#### WHAT IS BEING ASKED:
Below are entries; tally how many lines hold the string "date" and answer with only that figure.

____

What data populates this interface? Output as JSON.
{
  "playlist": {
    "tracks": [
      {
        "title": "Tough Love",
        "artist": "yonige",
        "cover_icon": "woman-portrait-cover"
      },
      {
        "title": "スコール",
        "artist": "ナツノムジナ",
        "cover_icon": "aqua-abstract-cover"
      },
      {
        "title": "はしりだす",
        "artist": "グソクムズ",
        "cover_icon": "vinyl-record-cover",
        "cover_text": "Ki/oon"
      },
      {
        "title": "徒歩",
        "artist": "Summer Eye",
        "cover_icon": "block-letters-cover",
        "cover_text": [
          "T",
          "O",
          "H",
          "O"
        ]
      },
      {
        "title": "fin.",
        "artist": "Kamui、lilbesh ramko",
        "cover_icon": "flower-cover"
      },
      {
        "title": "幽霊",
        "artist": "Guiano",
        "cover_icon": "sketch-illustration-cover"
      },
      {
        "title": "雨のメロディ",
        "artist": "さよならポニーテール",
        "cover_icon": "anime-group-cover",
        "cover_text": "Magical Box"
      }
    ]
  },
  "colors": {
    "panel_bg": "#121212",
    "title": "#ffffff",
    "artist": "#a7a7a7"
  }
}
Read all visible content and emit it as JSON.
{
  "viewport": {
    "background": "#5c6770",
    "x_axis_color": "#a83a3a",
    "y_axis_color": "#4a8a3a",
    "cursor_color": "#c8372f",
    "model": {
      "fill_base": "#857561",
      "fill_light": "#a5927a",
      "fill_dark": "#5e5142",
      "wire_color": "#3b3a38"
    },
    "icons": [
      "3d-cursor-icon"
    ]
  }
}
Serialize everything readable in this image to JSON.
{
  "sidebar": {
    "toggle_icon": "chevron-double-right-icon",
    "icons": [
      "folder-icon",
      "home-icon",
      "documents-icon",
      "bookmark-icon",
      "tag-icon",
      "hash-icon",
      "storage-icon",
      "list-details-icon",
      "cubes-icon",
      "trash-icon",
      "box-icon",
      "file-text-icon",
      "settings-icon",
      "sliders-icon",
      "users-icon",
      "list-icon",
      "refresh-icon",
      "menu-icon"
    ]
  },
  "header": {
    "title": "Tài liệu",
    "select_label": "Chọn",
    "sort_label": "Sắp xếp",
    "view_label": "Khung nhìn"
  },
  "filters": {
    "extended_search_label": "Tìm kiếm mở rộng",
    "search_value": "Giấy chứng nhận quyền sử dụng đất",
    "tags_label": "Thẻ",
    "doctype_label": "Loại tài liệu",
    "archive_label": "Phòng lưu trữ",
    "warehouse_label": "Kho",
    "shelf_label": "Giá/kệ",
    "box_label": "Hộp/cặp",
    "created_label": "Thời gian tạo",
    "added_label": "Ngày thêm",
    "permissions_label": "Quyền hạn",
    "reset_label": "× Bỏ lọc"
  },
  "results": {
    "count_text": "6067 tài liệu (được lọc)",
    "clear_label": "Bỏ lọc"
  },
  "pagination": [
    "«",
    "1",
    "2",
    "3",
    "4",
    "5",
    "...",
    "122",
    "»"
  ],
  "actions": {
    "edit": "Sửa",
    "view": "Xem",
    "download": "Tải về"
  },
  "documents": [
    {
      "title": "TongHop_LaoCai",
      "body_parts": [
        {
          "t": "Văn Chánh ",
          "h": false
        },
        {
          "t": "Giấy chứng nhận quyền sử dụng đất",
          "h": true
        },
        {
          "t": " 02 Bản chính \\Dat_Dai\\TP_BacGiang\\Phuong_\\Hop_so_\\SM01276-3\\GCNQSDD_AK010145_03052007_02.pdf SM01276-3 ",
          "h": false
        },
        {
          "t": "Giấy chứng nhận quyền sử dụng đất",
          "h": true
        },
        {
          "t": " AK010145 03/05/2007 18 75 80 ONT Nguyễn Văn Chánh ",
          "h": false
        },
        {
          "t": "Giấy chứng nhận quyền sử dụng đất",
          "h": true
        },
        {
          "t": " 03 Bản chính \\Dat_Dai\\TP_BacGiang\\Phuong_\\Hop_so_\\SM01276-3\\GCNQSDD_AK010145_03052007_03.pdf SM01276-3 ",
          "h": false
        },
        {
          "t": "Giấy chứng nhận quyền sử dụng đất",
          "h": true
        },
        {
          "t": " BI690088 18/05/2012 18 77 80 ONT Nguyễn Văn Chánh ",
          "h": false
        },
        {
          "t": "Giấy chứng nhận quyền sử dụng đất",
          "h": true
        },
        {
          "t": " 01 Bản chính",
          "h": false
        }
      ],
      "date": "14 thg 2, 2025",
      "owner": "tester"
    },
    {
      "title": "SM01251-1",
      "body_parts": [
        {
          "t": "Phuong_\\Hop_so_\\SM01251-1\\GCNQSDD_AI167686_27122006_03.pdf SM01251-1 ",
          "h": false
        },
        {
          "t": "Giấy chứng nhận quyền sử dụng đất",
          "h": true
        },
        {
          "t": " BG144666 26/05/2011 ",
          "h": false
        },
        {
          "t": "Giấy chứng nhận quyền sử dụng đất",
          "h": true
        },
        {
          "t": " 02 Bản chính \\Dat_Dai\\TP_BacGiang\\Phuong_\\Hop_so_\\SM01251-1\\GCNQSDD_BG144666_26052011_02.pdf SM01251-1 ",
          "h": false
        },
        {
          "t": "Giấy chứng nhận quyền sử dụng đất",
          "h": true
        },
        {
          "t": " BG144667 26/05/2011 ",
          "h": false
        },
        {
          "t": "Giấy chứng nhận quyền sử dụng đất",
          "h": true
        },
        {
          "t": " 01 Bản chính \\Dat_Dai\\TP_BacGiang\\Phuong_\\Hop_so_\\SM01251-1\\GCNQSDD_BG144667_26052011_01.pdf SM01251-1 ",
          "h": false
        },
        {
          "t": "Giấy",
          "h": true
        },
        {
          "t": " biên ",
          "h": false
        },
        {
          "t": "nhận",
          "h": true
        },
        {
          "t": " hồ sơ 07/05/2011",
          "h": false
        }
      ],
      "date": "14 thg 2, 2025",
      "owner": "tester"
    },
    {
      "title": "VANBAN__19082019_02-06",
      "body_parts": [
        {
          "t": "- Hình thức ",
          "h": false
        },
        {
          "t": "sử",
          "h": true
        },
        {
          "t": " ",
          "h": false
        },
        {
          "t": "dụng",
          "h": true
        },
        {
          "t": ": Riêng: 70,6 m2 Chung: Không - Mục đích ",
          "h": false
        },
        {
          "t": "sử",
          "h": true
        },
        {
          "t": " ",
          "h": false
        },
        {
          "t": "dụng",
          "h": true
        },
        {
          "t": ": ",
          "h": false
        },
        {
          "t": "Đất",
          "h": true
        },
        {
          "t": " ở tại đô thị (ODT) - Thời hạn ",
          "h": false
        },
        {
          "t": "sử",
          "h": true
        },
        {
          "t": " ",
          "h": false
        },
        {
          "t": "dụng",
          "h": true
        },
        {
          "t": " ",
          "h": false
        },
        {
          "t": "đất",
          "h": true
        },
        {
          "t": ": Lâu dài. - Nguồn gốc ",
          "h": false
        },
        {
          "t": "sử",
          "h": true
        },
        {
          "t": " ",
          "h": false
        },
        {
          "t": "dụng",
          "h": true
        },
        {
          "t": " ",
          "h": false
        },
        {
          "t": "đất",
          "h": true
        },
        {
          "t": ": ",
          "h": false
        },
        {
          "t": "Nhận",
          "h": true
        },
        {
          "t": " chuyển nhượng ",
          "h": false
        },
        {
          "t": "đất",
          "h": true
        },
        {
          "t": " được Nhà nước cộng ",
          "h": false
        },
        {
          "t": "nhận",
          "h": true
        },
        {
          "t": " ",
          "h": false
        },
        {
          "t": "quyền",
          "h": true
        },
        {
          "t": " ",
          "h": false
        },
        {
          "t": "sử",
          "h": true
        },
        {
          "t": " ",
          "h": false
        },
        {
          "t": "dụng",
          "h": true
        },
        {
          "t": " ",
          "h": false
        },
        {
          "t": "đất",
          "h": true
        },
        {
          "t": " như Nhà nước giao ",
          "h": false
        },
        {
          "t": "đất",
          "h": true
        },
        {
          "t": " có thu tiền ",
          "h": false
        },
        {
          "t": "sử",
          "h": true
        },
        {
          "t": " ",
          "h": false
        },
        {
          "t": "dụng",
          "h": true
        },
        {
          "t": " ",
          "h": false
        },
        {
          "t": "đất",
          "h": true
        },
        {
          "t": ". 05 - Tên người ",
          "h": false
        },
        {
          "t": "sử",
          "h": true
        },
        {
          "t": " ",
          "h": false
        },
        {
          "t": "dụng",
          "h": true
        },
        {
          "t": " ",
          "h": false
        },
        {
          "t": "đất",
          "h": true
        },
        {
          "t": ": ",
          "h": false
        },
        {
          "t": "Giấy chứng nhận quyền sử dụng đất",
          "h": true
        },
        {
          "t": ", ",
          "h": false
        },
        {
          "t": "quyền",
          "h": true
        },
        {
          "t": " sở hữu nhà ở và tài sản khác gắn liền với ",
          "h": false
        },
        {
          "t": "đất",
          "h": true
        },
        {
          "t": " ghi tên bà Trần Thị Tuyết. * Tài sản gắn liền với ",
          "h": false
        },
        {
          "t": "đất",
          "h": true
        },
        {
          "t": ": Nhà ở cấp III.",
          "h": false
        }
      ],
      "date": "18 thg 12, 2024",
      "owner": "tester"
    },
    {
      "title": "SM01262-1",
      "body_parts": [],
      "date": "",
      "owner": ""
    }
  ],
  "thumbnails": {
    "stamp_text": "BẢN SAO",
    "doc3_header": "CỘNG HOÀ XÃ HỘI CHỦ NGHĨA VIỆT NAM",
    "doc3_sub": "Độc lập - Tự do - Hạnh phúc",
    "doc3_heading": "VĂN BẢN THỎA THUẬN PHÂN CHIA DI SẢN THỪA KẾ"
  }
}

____

#### EXPECTED OUTPUT:
4